What the task asks | A verbatim copy of the records is required, with all pictures left out.

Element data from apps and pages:
☆ ☆ ☆ ☆
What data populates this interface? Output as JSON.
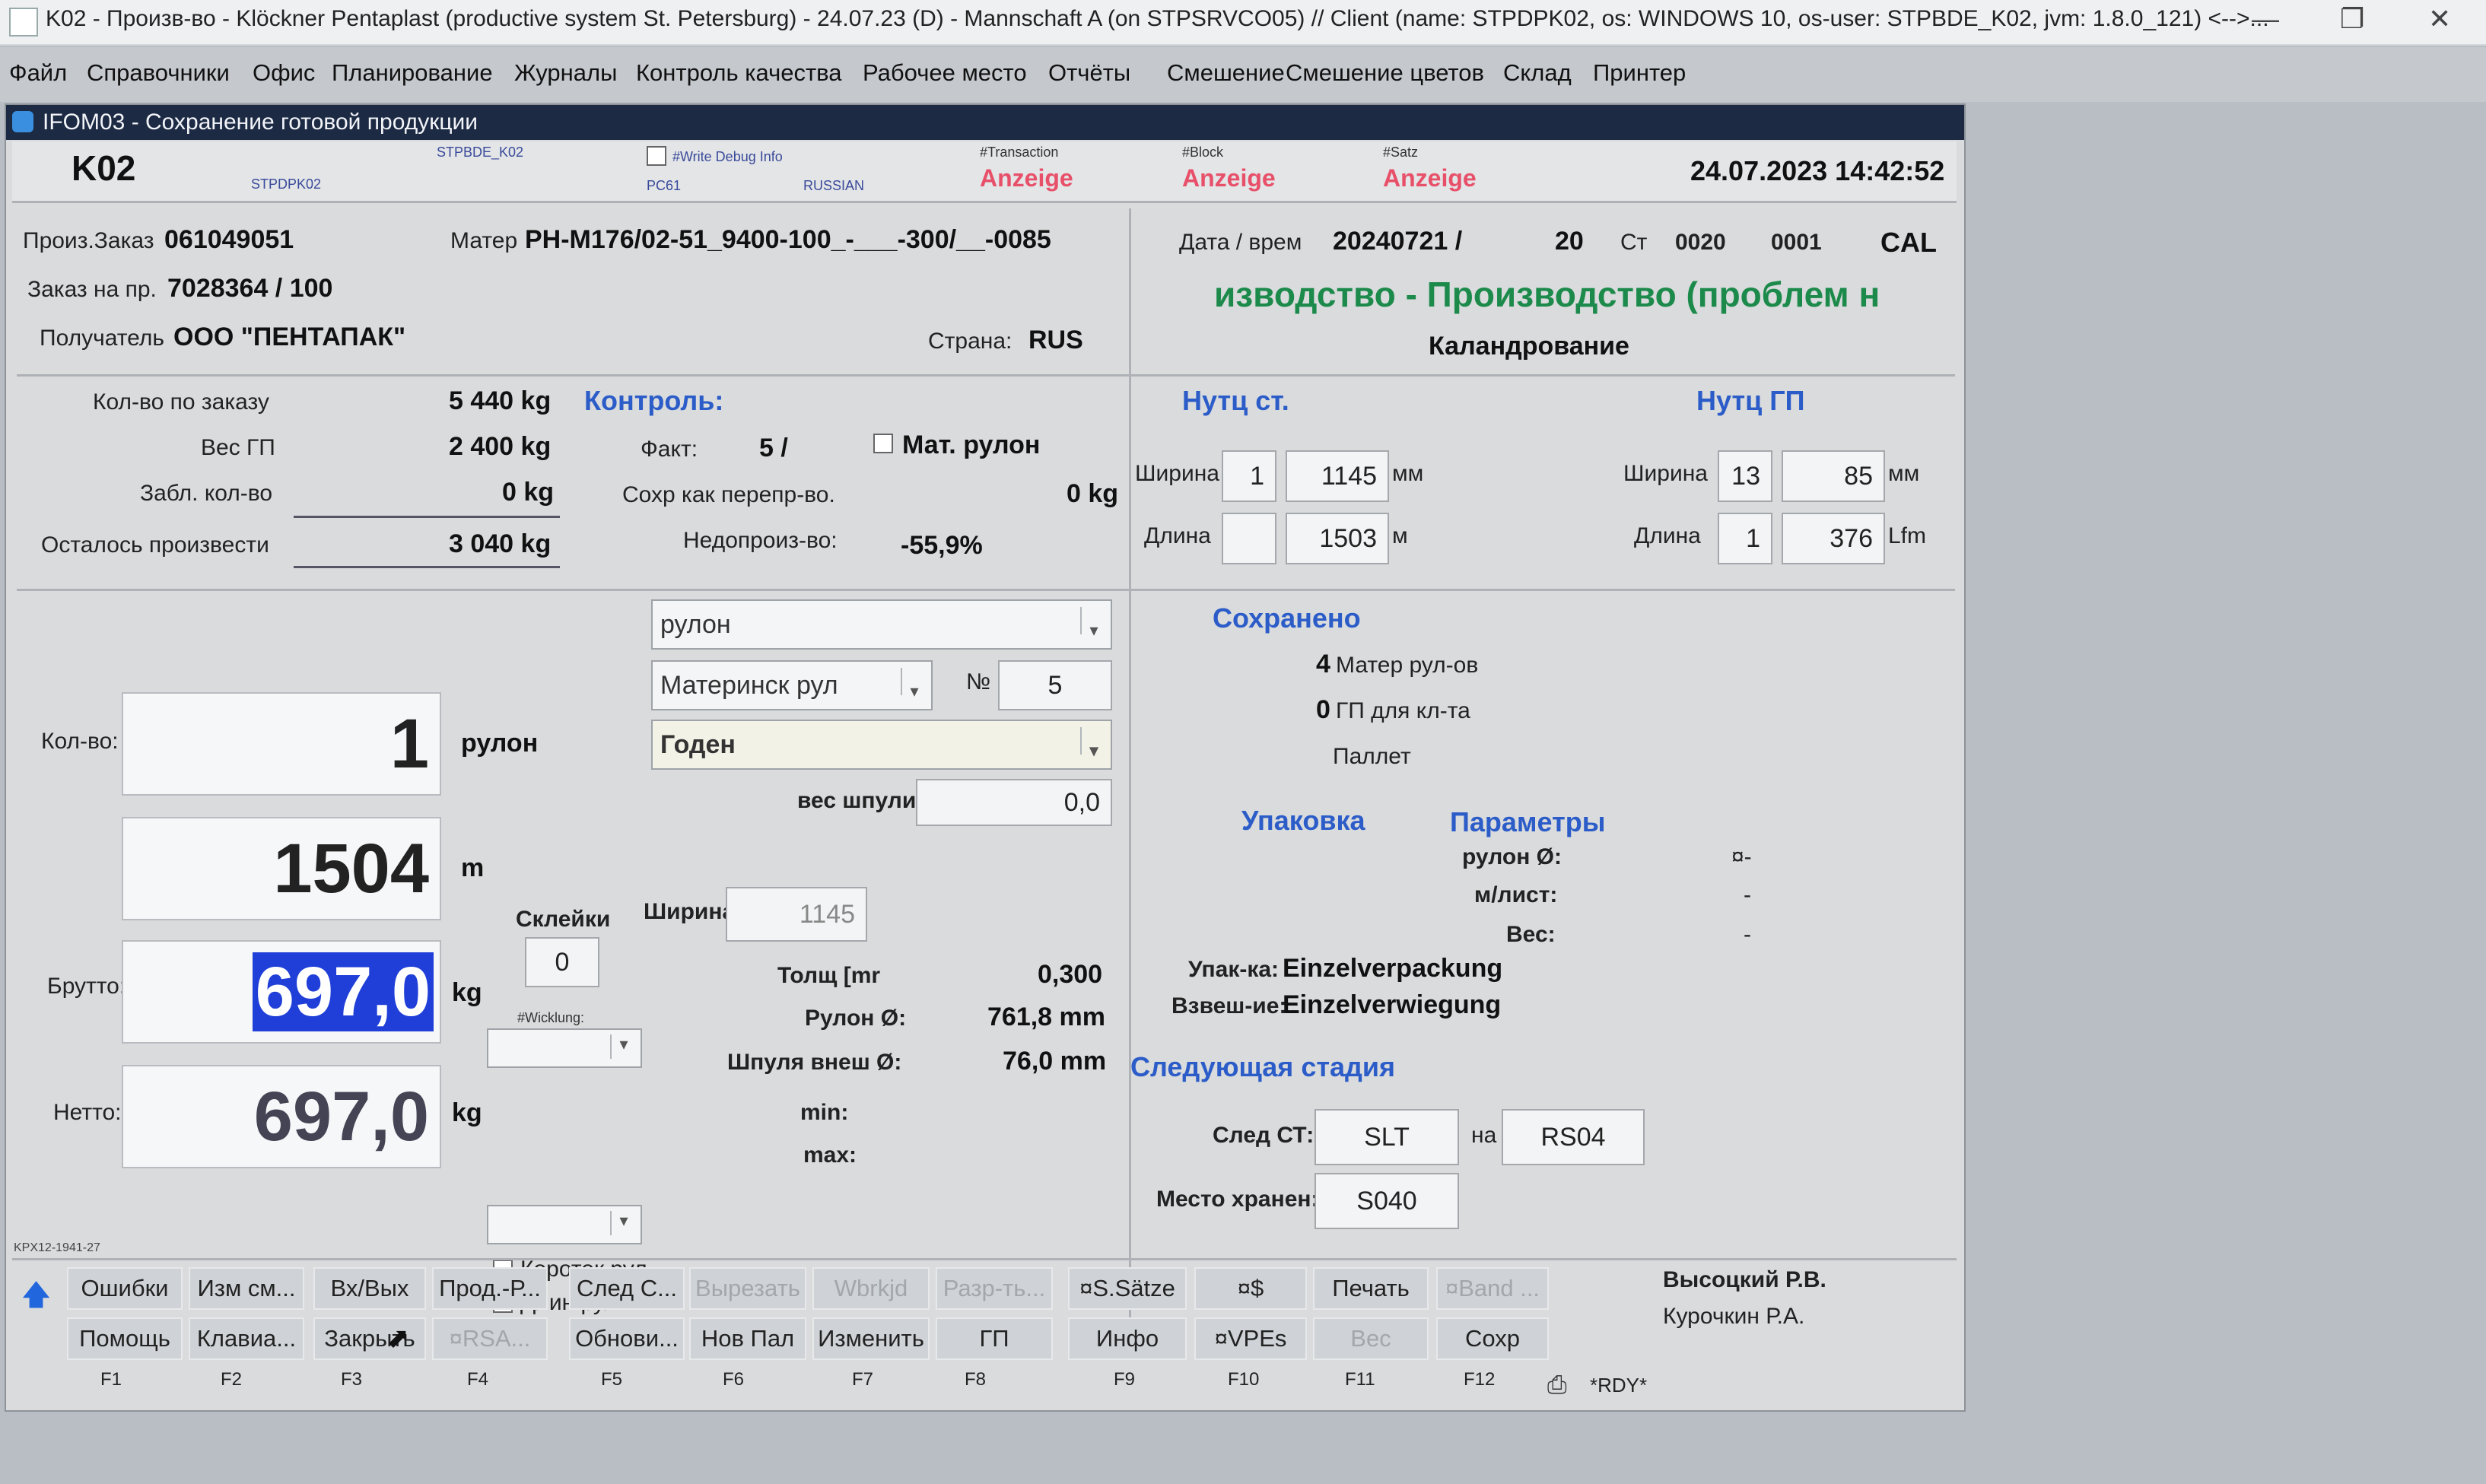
{
  "window": {
    "title": "K02 - Произв-во - Klöckner Pentaplast (productive system St. Petersburg) - 24.07.23 (D) - Mannschaft A (on STPSRVCO05) // Client (name: STPDPK02, os: WINDOWS 10, os-user: STPBDE_K02, jvm: 1.8.0_121) <-->..."
  },
  "menu": [
    "Файл",
    "Справочники",
    "Офис",
    "Планирование",
    "Журналы",
    "Контроль качества",
    "Рабочее место",
    "Отчёты",
    "Смешение",
    "Смешение цветов",
    "Склад",
    "Принтер"
  ],
  "inner_title": "IFOM03 - Сохранение готовой продукции",
  "header": {
    "station": "K02",
    "tiny_user": "STPBDE_K02",
    "tiny_client": "STPDPK02",
    "write_debug": "#Write Debug Info",
    "tiny_pc": "PC61",
    "tiny_lang": "RUSSIAN",
    "transaction_label": "#Transaction",
    "block_label": "#Block",
    "satz_label": "#Satz",
    "anzeige": "Anzeige",
    "datetime": "24.07.2023 14:42:52"
  },
  "order": {
    "order_label": "Произ.Заказ",
    "order_value": "061049051",
    "mater_label": "Матер",
    "mater_value": "PH-M176/02-51_9400-100_-___-300/__-0085",
    "sales_label": "Заказ на пр.",
    "sales_value": "7028364 / 100",
    "receiver_label": "Получатель",
    "receiver_value": "ООО \"ПЕНТАПАК\"",
    "country_label": "Страна:",
    "country_value": "RUS"
  },
  "dateinfo": {
    "label": "Дата / врем",
    "value": "20240721 /",
    "num": "20",
    "st_label": "Ст",
    "st_value": "0020",
    "st_suffix": "0001",
    "cal": "CAL",
    "production": "изводство - Производство (проблем н",
    "calendering": "Каландрование"
  },
  "quantities": {
    "order_qty_label": "Кол-во по заказу",
    "order_qty": "5 440 kg",
    "fp_weight_label": "Вес ГП",
    "fp_weight": "2 400 kg",
    "blocked_label": "Забл. кол-во",
    "blocked": "0 kg",
    "remaining_label": "Осталось произвести",
    "remaining": "3 040 kg"
  },
  "control": {
    "title": "Контроль:",
    "fact_label": "Факт:",
    "fact_value": "5 /",
    "mat_roll_label": "Мат. рулон",
    "saved_over_label": "Сохр как перепр-во.",
    "saved_over_value": "0 kg",
    "under_label": "Недопроиз-во:",
    "under_value": "-55,9%"
  },
  "norm_st": {
    "title": "Нутц ст.",
    "width_label": "Ширина",
    "width_a": "1",
    "width_b": "1145",
    "width_unit": "мм",
    "length_label": "Длина",
    "length_a": "",
    "length_b": "1503",
    "length_unit": "м"
  },
  "norm_gp": {
    "title": "Нутц ГП",
    "width_label": "Ширина",
    "width_a": "13",
    "width_b": "85",
    "width_unit": "мм",
    "length_label": "Длина",
    "length_a": "1",
    "length_b": "376",
    "length_unit": "Lfm"
  },
  "entry": {
    "type_combo": "рулон",
    "mother_combo": "Материнск рул",
    "no_label": "№",
    "no_value": "5",
    "status_combo": "Годен",
    "core_weight_label": "вес шпули:",
    "core_weight_value": "0,0",
    "qty_label": "Кол-во:",
    "qty_value": "1",
    "qty_unit": "рулон",
    "length_value": "1504",
    "length_unit": "m",
    "splices_label": "Склейки",
    "splices_value": "0",
    "width_label": "Ширина",
    "width_value": "1145",
    "gross_label": "Брутто:",
    "gross_value": "697,0",
    "gross_unit": "kg",
    "winding_label": "#Wicklung:",
    "net_label": "Нетто:",
    "net_value": "697,0",
    "net_unit": "kg",
    "short_roll": "Короток рул",
    "long_roll": "Длин рул",
    "thickness_label": "Толщ [mr",
    "thickness_value": "0,300",
    "roll_diam_label": "Рулон Ø:",
    "roll_diam_value": "761,8 mm",
    "core_diam_label": "Шпуля внеш Ø:",
    "core_diam_value": "76,0 mm",
    "min_label": "min:",
    "max_label": "max:"
  },
  "saved": {
    "title": "Сохранено",
    "mother_count": "4",
    "mother_label": "Матер рул-ов",
    "gp_count": "0",
    "gp_label": "ГП для кл-та",
    "pallet_label": "Паллет"
  },
  "packaging": {
    "title": "Упаковка",
    "params_title": "Параметры",
    "roll_diam_label": "рулон Ø:",
    "roll_diam_value": "¤-",
    "sheet_label": "м/лист:",
    "sheet_value": "-",
    "weight_label": "Вес:",
    "weight_value": "-",
    "pack_label": "Упак-ка:",
    "pack_value": "Einzelverpackung",
    "weigh_label": "Взвеш-ие:",
    "weigh_value": "Einzelverwiegung"
  },
  "next_stage": {
    "title": "Следующая стадия",
    "next_st_label": "След СТ:",
    "next_st_value": "SLT",
    "on_label": "на",
    "on_value": "RS04",
    "storage_label": "Место хранен:",
    "storage_value": "S040"
  },
  "footer_tiny": "KPX12-1941-27",
  "buttons_row1": [
    "Ошибки",
    "Изм см...",
    "Вх/Вых",
    "Прод.-Р...",
    "След С...",
    "Вырезать",
    "Wbrkjd",
    "Разр-ть...",
    "¤S.Sätze",
    "¤$",
    "Печать",
    "¤Band ..."
  ],
  "buttons_row2": [
    "Помощь",
    "Клавиа...",
    "Закрыть",
    "¤RSA...",
    "Обнови...",
    "Нов Пал",
    "Изменить",
    "ГП",
    "Инфо",
    "¤VPEs",
    "Вес",
    "Сохр"
  ],
  "fkeys": [
    "F1",
    "F2",
    "F3",
    "F4",
    "F5",
    "F6",
    "F7",
    "F8",
    "F9",
    "F10",
    "F11",
    "F12"
  ],
  "users": [
    "Высоцкий Р.В.",
    "Курочкин Р.А."
  ],
  "status": "*RDY*"
}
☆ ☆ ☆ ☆
Task output |
What data populates this interface? Output as JSON.
{
  "window": {
    "title": "K02 - Произв-во - Klöckner Pentaplast (productive system St. Petersburg) - 24.07.23 (D) - Mannschaft A (on STPSRVCO05) // Client (name: STPDPK02, os: WINDOWS 10, os-user: STPBDE_K02, jvm: 1.8.0_121) <-->..."
  },
  "menu": [
    "Файл",
    "Справочники",
    "Офис",
    "Планирование",
    "Журналы",
    "Контроль качества",
    "Рабочее место",
    "Отчёты",
    "Смешение",
    "Смешение цветов",
    "Склад",
    "Принтер"
  ],
  "inner_title": "IFOM03 - Сохранение готовой продукции",
  "header": {
    "station": "K02",
    "tiny_user": "STPBDE_K02",
    "tiny_client": "STPDPK02",
    "write_debug": "#Write Debug Info",
    "tiny_pc": "PC61",
    "tiny_lang": "RUSSIAN",
    "transaction_label": "#Transaction",
    "block_label": "#Block",
    "satz_label": "#Satz",
    "anzeige": "Anzeige",
    "datetime": "24.07.2023 14:42:52"
  },
  "order": {
    "order_label": "Произ.Заказ",
    "order_value": "061049051",
    "mater_label": "Матер",
    "mater_value": "PH-M176/02-51_9400-100_-___-300/__-0085",
    "sales_label": "Заказ на пр.",
    "sales_value": "7028364 / 100",
    "receiver_label": "Получатель",
    "receiver_value": "ООО \"ПЕНТАПАК\"",
    "country_label": "Страна:",
    "country_value": "RUS"
  },
  "dateinfo": {
    "label": "Дата / врем",
    "value": "20240721 /",
    "num": "20",
    "st_label": "Ст",
    "st_value": "0020",
    "st_suffix": "0001",
    "cal": "CAL",
    "production": "изводство - Производство (проблем н",
    "calendering": "Каландрование"
  },
  "quantities": {
    "order_qty_label": "Кол-во по заказу",
    "order_qty": "5 440 kg",
    "fp_weight_label": "Вес ГП",
    "fp_weight": "2 400 kg",
    "blocked_label": "Забл. кол-во",
    "blocked": "0 kg",
    "remaining_label": "Осталось произвести",
    "remaining": "3 040 kg"
  },
  "control": {
    "title": "Контроль:",
    "fact_label": "Факт:",
    "fact_value": "5 /",
    "mat_roll_label": "Мат. рулон",
    "saved_over_label": "Сохр как перепр-во.",
    "saved_over_value": "0 kg",
    "under_label": "Недопроиз-во:",
    "under_value": "-55,9%"
  },
  "norm_st": {
    "title": "Нутц ст.",
    "width_label": "Ширина",
    "width_a": "1",
    "width_b": "1145",
    "width_unit": "мм",
    "length_label": "Длина",
    "length_a": "",
    "length_b": "1503",
    "length_unit": "м"
  },
  "norm_gp": {
    "title": "Нутц ГП",
    "width_label": "Ширина",
    "width_a": "13",
    "width_b": "85",
    "width_unit": "мм",
    "length_label": "Длина",
    "length_a": "1",
    "length_b": "376",
    "length_unit": "Lfm"
  },
  "entry": {
    "type_combo": "рулон",
    "mother_combo": "Материнск рул",
    "no_label": "№",
    "no_value": "5",
    "status_combo": "Годен",
    "core_weight_label": "вес шпули:",
    "core_weight_value": "0,0",
    "qty_label": "Кол-во:",
    "qty_value": "1",
    "qty_unit": "рулон",
    "length_value": "1504",
    "length_unit": "m",
    "splices_label": "Склейки",
    "splices_value": "0",
    "width_label": "Ширина",
    "width_value": "1145",
    "gross_label": "Брутто:",
    "gross_value": "697,0",
    "gross_unit": "kg",
    "winding_label": "#Wicklung:",
    "net_label": "Нетто:",
    "net_value": "697,0",
    "net_unit": "kg",
    "short_roll": "Короток рул",
    "long_roll": "Длин рул",
    "thickness_label": "Толщ [mr",
    "thickness_value": "0,300",
    "roll_diam_label": "Рулон Ø:",
    "roll_diam_value": "761,8 mm",
    "core_diam_label": "Шпуля внеш Ø:",
    "core_diam_value": "76,0 mm",
    "min_label": "min:",
    "max_label": "max:"
  },
  "saved": {
    "title": "Сохранено",
    "mother_count": "4",
    "mother_label": "Матер рул-ов",
    "gp_count": "0",
    "gp_label": "ГП для кл-та",
    "pallet_label": "Паллет"
  },
  "packaging": {
    "title": "Упаковка",
    "params_title": "Параметры",
    "roll_diam_label": "рулон Ø:",
    "roll_diam_value": "¤-",
    "sheet_label": "м/лист:",
    "sheet_value": "-",
    "weight_label": "Вес:",
    "weight_value": "-",
    "pack_label": "Упак-ка:",
    "pack_value": "Einzelverpackung",
    "weigh_label": "Взвеш-ие:",
    "weigh_value": "Einzelverwiegung"
  },
  "next_stage": {
    "title": "Следующая стадия",
    "next_st_label": "След СТ:",
    "next_st_value": "SLT",
    "on_label": "на",
    "on_value": "RS04",
    "storage_label": "Место хранен:",
    "storage_value": "S040"
  },
  "footer_tiny": "KPX12-1941-27",
  "buttons_row1": [
    "Ошибки",
    "Изм см...",
    "Вх/Вых",
    "Прод.-Р...",
    "След С...",
    "Вырезать",
    "Wbrkjd",
    "Разр-ть...",
    "¤S.Sätze",
    "¤$",
    "Печать",
    "¤Band ..."
  ],
  "buttons_row2": [
    "Помощь",
    "Клавиа...",
    "Закрыть",
    "¤RSA...",
    "Обнови...",
    "Нов Пал",
    "Изменить",
    "ГП",
    "Инфо",
    "¤VPEs",
    "Вес",
    "Сохр"
  ],
  "fkeys": [
    "F1",
    "F2",
    "F3",
    "F4",
    "F5",
    "F6",
    "F7",
    "F8",
    "F9",
    "F10",
    "F11",
    "F12"
  ],
  "users": [
    "Высоцкий Р.В.",
    "Курочкин Р.А."
  ],
  "status": "*RDY*"
}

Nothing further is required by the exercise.